The corner of South Flores and West Commerce Streets is usually just that – a corner, a place for pedestrian and vehicle traffic alike to wait for a light to change.
Despite its seemingly choice location across the street from City Hall, the historic, two-story building at 201 W. Commerce St., formerly a Kress dime-store and (until its closing in early 2011) Melrose apparel store, sits vacant.
During a free open house last night, the empty space was transformed into the first Center City Open House, to accomodate and entertain more than 300 curious people with free food, beer, music, art exhibition, dance performances and even a fashion show.
But it wasn’t all beers and ballet. The event brought together developers, realtors, architects, planners, neighbors and passersby to re-imagine the empty space.
Much like the X Marks the Art program, which invites local artists to use vacant store fronts as canvases, the open house is part of the broader goal of downtown revitalization via activated space.
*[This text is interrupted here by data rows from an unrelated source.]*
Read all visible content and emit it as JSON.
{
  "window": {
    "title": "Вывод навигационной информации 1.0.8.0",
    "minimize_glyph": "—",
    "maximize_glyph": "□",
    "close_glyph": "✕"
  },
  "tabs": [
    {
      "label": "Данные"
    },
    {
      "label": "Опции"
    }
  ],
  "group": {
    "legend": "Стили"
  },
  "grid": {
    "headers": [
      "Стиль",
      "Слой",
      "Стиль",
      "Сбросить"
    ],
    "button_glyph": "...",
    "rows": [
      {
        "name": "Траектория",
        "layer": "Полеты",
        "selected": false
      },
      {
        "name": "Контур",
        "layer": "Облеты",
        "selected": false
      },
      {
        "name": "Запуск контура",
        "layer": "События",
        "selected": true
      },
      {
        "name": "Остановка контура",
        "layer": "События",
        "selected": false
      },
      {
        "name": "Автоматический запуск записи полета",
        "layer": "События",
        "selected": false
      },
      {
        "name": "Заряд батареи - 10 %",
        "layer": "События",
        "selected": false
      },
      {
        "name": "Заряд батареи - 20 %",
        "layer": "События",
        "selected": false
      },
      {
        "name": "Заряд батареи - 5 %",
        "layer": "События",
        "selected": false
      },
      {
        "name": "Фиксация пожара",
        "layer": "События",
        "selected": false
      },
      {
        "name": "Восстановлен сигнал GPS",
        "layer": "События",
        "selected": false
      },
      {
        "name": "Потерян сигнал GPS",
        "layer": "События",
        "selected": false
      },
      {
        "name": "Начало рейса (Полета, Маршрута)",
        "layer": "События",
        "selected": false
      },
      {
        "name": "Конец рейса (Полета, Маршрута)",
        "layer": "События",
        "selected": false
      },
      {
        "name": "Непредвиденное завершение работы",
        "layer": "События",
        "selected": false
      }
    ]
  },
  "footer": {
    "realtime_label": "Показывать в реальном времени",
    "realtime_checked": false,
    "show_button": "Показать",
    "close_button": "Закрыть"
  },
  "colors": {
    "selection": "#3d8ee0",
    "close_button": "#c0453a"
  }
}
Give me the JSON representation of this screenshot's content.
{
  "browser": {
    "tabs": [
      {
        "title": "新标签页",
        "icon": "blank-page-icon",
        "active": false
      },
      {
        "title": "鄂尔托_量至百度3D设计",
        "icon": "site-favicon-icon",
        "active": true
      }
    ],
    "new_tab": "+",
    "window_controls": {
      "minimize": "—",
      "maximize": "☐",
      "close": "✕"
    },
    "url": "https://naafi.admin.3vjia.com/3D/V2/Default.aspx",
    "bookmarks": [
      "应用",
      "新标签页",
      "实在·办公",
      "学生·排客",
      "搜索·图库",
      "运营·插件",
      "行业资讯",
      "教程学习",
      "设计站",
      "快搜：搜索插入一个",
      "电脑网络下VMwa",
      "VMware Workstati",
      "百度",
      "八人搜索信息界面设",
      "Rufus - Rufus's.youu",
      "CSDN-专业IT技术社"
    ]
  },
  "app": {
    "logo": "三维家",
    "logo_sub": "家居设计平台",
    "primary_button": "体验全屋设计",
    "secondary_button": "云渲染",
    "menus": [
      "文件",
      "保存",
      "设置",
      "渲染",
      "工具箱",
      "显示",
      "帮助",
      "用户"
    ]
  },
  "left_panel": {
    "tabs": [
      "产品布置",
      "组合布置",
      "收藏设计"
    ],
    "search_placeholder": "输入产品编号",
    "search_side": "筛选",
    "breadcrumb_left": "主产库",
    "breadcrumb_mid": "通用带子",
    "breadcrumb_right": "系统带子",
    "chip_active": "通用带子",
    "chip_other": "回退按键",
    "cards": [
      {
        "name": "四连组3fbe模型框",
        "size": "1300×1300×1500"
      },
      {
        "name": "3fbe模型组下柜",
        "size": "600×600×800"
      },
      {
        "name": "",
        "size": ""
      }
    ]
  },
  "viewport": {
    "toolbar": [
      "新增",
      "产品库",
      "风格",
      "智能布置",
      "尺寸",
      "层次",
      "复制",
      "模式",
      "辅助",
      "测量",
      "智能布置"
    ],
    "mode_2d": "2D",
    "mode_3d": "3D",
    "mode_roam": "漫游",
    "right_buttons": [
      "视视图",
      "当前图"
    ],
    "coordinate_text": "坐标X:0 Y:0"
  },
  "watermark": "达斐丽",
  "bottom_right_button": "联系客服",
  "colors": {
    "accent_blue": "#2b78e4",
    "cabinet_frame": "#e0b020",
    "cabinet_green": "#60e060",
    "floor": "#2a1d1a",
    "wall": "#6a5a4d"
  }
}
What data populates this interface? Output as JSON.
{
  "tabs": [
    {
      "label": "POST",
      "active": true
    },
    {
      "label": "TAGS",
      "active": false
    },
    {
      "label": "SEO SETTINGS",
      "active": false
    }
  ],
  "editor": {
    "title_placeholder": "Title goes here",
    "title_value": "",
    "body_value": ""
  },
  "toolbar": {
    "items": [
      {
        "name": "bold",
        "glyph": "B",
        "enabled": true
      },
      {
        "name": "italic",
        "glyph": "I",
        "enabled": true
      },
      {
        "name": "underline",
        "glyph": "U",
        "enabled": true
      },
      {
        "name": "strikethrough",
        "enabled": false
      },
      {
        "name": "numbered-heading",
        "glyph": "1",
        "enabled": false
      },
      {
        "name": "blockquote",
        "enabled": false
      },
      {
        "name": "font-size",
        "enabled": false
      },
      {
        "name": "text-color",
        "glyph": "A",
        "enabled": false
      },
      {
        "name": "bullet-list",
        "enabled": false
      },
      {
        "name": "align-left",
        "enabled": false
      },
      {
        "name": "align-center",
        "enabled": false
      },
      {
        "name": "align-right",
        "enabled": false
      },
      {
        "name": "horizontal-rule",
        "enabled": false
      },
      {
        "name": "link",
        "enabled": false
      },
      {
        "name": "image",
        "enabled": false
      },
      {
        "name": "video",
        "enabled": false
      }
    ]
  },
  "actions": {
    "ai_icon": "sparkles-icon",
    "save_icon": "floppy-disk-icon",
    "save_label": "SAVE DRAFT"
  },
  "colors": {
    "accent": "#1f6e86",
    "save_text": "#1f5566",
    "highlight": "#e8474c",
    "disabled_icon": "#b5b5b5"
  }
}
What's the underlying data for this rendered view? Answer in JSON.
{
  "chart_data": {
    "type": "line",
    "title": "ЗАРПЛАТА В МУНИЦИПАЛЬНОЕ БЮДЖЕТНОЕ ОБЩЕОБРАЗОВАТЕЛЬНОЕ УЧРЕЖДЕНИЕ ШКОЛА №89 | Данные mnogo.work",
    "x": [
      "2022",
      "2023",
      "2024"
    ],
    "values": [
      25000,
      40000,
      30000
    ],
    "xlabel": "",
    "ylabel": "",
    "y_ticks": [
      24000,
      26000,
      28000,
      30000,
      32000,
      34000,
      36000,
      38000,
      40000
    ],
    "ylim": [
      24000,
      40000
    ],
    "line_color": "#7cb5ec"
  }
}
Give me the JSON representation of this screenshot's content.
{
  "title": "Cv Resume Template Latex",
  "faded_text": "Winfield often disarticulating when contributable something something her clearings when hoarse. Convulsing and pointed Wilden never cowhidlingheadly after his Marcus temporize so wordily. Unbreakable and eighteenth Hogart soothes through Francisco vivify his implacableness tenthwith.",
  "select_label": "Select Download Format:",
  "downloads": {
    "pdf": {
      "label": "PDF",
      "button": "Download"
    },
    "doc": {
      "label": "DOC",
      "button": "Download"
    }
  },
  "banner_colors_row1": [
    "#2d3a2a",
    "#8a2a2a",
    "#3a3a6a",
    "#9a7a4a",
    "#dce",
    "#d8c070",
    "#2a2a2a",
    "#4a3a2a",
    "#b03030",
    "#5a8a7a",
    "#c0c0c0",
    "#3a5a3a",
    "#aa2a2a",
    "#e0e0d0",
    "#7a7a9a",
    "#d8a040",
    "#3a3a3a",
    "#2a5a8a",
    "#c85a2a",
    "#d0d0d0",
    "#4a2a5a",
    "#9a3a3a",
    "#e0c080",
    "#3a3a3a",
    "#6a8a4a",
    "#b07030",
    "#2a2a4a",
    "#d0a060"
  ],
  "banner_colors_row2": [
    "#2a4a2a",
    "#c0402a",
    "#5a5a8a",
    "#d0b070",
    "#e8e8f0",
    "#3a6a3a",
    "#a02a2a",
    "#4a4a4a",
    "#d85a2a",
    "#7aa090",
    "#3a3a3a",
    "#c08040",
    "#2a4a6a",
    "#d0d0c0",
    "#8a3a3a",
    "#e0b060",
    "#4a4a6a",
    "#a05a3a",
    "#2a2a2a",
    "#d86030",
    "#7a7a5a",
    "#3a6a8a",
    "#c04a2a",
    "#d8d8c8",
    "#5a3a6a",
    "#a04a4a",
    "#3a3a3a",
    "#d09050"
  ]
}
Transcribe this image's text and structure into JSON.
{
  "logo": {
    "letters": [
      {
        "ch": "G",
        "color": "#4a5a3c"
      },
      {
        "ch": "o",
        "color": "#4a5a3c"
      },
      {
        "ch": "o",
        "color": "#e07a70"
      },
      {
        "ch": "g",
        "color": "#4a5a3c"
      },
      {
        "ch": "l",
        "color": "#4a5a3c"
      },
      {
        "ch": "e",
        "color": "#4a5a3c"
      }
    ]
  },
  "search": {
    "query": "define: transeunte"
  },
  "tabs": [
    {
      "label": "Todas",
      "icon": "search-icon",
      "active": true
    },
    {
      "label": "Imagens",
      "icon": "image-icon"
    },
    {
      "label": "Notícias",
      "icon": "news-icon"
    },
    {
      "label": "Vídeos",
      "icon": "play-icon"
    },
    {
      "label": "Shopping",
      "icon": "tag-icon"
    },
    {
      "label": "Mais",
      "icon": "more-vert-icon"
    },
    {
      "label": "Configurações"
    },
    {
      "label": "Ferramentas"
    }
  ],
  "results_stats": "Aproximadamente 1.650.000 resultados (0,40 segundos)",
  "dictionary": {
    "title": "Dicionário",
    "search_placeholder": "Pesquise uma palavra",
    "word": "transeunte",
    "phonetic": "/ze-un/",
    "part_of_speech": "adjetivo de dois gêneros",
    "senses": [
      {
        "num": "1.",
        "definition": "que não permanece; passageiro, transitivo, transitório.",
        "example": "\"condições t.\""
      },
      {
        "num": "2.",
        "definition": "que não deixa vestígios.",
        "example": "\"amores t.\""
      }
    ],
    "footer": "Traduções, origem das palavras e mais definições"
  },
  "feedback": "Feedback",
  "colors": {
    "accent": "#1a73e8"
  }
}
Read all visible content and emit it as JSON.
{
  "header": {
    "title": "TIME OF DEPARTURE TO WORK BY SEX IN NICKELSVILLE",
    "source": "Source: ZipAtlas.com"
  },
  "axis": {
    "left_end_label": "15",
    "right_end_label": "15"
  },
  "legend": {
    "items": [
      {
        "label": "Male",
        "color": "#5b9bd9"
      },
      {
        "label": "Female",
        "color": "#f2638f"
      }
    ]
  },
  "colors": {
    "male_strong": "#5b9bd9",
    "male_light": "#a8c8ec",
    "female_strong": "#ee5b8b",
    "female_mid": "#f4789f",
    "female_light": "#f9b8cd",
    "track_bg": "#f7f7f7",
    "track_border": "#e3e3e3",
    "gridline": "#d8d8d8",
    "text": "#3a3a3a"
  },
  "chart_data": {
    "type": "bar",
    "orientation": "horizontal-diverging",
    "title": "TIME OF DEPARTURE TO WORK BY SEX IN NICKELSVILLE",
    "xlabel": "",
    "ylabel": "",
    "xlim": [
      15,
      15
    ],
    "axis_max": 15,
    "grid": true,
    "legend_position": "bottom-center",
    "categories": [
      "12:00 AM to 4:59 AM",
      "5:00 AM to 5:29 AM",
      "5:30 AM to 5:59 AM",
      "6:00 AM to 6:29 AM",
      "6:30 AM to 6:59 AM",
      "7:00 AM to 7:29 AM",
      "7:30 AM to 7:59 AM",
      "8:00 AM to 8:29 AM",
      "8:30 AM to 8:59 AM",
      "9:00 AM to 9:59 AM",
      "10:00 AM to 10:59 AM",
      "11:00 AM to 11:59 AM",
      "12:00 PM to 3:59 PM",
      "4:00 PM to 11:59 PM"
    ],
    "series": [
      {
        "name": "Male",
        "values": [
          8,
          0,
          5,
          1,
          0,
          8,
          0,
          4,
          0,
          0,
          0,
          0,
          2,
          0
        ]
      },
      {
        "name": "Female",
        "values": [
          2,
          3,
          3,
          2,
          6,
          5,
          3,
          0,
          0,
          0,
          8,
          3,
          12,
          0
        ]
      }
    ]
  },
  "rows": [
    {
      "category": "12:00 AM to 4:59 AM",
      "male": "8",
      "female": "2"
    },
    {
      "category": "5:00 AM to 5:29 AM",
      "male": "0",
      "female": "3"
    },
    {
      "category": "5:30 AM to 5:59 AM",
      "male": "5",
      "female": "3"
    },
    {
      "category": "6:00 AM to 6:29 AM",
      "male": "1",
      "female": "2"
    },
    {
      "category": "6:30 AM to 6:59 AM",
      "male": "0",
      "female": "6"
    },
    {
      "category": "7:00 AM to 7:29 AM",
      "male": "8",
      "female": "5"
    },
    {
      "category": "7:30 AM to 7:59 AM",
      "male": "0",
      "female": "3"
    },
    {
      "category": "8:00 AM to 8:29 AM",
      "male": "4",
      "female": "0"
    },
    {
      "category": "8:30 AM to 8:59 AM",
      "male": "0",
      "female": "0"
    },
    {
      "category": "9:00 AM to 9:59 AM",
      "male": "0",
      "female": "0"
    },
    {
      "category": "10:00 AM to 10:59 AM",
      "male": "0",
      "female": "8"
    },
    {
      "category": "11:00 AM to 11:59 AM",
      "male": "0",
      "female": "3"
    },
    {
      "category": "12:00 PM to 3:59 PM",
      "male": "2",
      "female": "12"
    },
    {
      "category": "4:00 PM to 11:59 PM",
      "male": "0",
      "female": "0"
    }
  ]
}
After all, it’s hard to look “revitalized” with a bunch of empty store fronts and vacant lots staring developers and locals in the face – and we do have quite a few downtown.
“I’m always surprised that places like this still exist so close to downtown,” said local art consultant and curator Chris Davila, admiring the building’s historic bones. As she stood in the enormous, open second floor, her words and laughter echoed between support beams and hanging light fixtures. “Why isn’t it being used? I hope this space continues to hosts events like this.”
There’s at least one vote for an art gallery to occupy the space.
“A lot of the developers saw the space and said, ‘This is totally housing,’ ” said Lori Houston, director of the Center City Development Office (CCDO). “Others saw creative office space … overall it’s been a huge success.”
The CCDO, along with the Office of Historic Preservation(OHP), hosted the event which ran completely out of the complimentary Freetail Brewing Co. beer and much of the munchies provided by Ming’s Things within the first hour.
Lines at the information tables from CCDO, OHP, and the Department for Culture and Creative Development, staffed with members from the respective departments, were not as popular as refreshments. Still, a steady stream of interested stakeholders visited the tables to find out more about incentive programs for downtown development.
Staff were on hand with brochures to inform prospective tenants of programs like the Inner City Revitalization and Infill Program (ICRIP), which provides administrative fee waivers for certain projects, tax exemptions for rehabilitation of historic buildings, and the Center City Housing Incentive Program (CCHIP), incentives for multi-family housing projects in certain areas within the center city. The former Melrose building is eligible for all of these incentives.
Convenience store chain 7-Eleven has already signed a lease with building owners B-Y Properties and will open a small location at the southwest corner of the building by the end of this year, offering its recently introduced “healthy, fresh” line of food and a limit on single beer sales, Houston said.
Local civil engineer Hernan Jaramillo attended the event on his way to PechaKucha Night at the nearby Casa Rosa, formerly the Museo Alameda.
“The artists and people (from the) city are so accessible,” Jaramillo said, speaking to the strength of the open house format. He came to support the work of artists Rex Hausmann and David Almaguer of Hausmann Millworks – who displayed their work inside and out of the building – and also to learn more about center city revitalization efforts.
“This area is going to get gentrified,” he said. “A lot of people can’t afford or don’t want to (develop) here right now … but those incentives (CCHIP and ICRIP) can help small businesses.”
Anyone curious about the old Kress/Melrose building – or those with a suggestion for where the next open house should be – are encouraged to contact the CCDO for more information. These events may start to be held more often, showcasing the potential of a vacant downtown, historical building every few months, Houston said.